My short story “The Age of Erring” would not behave.
I had ordered it to be a short story, but it tried to become a novel. I wrote at least 50 pages with no end in sight until I realized that the story was mushrooming out of my control. To contain the explosion, I reduced it to about ten pages. In the end I was happy with it, but it took me so long to write that it delayed publication of my new story collection by almost two months.
The collection, which I released last week, is The Age of Erring and Other Tales.
My new collection represents a lot of experimenting. Its stories vary widely from one another in voice, style, genre, and content – a commercial no-no in traditional publishing, which prizes uniformity and editorial consistency.
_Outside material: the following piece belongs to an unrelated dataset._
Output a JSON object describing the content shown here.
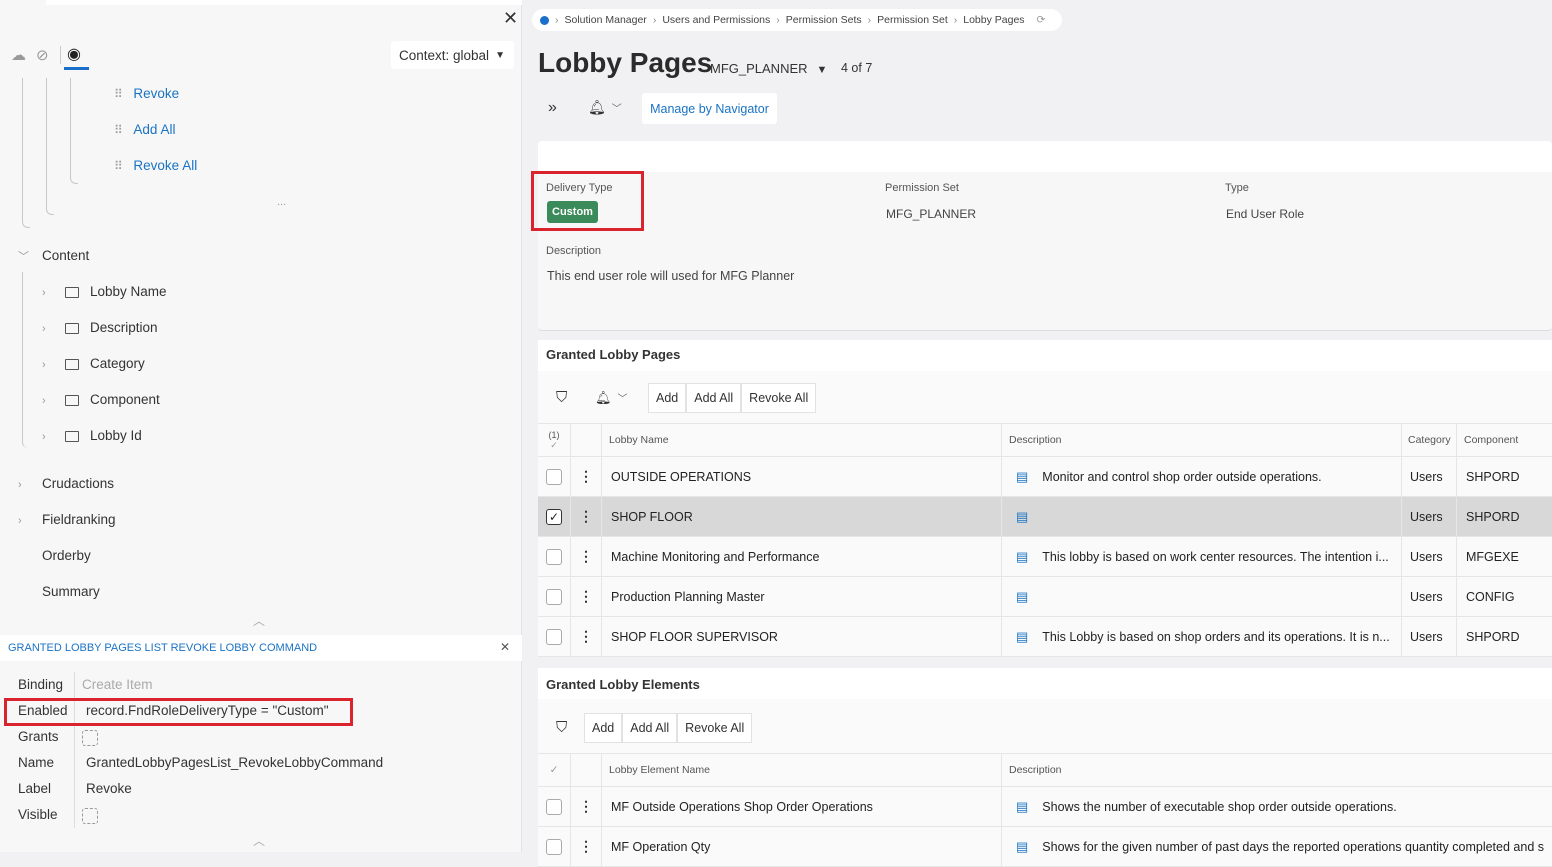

My book features androids in need of therapy, a mysterious world-wide writer disappearance, a planet whose moon is falling, a flight on an aircraft that never stops for fuel, a parable about planets that dream they are people, and a creation tale that traces the history of a single individual back to the Big Bang.
Of all my anthologies, I worked the hardest on this one. That is because I was unsatisfied with some of the stories I had published on my blog. To publish them in a book, I extensively edited many of my old stories, even rewriting some of them, while also supplying additional content.
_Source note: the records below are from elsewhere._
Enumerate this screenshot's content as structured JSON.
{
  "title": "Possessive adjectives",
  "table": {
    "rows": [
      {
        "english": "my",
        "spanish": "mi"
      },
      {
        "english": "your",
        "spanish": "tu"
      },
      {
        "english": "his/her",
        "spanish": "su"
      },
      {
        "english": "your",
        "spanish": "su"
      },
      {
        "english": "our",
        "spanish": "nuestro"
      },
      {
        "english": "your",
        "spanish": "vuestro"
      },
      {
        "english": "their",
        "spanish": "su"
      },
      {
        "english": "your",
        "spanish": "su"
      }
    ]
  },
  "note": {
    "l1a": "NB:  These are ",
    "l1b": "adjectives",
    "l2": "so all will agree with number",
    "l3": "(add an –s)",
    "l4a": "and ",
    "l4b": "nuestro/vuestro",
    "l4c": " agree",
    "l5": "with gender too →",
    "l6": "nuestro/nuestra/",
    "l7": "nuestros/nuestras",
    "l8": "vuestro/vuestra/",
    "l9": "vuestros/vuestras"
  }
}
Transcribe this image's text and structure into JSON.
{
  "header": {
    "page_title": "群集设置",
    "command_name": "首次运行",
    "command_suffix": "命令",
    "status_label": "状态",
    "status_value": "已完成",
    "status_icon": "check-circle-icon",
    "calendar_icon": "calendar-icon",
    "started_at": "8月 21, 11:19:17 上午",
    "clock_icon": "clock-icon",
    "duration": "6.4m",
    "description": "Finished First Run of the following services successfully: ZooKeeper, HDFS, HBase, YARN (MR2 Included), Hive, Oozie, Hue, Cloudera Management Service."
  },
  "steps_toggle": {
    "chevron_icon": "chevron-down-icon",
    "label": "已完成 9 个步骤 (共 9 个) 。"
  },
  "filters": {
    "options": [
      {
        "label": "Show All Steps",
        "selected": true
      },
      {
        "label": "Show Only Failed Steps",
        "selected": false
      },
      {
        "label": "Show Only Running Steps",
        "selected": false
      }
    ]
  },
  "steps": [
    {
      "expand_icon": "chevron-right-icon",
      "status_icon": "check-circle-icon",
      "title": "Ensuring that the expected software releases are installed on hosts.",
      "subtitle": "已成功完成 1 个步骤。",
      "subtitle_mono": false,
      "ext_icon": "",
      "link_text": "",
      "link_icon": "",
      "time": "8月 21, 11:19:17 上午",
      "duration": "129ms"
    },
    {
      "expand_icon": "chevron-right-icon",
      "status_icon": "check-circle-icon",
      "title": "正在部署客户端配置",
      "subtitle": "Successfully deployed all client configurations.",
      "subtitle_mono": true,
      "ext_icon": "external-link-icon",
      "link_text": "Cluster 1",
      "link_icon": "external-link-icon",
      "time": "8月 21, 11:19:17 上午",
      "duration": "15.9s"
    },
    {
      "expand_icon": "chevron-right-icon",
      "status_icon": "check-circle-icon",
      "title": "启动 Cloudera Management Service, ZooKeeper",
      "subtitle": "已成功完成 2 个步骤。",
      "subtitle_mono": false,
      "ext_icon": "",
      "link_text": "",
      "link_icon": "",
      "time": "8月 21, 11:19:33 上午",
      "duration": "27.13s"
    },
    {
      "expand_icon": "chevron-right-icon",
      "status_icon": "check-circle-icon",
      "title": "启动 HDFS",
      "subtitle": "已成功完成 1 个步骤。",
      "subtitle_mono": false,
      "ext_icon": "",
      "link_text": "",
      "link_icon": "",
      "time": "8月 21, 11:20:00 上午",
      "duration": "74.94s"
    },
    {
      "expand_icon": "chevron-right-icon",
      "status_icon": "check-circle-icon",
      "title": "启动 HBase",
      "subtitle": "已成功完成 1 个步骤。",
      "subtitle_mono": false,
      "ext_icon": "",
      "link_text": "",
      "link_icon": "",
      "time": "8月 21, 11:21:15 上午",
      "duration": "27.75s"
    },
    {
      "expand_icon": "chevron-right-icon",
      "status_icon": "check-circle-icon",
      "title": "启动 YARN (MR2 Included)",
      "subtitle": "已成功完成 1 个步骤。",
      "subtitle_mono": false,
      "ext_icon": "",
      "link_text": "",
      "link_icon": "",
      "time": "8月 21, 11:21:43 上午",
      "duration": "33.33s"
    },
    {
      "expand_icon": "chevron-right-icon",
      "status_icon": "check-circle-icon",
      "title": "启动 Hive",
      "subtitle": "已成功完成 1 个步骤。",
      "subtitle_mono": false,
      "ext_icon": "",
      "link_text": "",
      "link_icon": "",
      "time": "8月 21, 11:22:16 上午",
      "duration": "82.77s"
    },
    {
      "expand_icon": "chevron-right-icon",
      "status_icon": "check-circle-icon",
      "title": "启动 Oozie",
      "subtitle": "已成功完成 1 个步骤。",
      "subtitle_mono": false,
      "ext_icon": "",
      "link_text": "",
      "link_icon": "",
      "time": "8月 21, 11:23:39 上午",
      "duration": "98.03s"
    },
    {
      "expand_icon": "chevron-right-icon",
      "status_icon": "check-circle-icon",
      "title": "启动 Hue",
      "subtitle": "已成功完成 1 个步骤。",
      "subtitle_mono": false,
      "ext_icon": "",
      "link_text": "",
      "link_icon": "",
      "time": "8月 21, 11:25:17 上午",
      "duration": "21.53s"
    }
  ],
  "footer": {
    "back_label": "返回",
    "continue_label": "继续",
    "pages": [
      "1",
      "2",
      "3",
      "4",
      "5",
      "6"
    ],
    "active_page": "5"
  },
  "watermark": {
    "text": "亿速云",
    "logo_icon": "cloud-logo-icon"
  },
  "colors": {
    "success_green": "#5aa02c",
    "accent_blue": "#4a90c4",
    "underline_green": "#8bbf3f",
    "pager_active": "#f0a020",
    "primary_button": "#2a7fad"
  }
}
As excited as I am about releasing my third collection, I will have to set my story-writing aside for a while because the attempted mutiny by my story “The Age of Erring” made me realize that I want to write novels again. Fortunately my stories have given me many concepts to novelize.
I like novels. While short stories allow for reckless experimentation and conceptual diversity, novels allow more depth. They allow for an intricacy and a mimicry of real life that is hard to achieve in a short narrative.
I have written three novels already, my first being Thief of Hades which I self-published in 2001.
My second, soon to be released, is The Ghosts of Chimera, a psychological fantasy adventure about an adolescent boy who ventures into a parallel universe in search of the ghost of his younger brother.
Though I am scaling back my short story writing for now, I am not about to stop writing them altogether. They allow an exhilarating sense of creative freedom that I love. In The Age of Erring and Other Tales, I made the most of it. I hope my stories convey the fascination and fun I experienced in writing them.
By the way, I have included a video in this post in which I talk about my new collection and where I get my story ideas. I will be making more videos, but mainly I will be working on my fourth novel.
It will be nice not to have to wrestle with my new novel the way I did with my short story “The Age of Erring.” I have told my current work-in-progress that it can be as long as it pleases, and it made contented Wookie vocalizations to signify approval. I was glad. When writing, it is always good to have a Wookie on your side.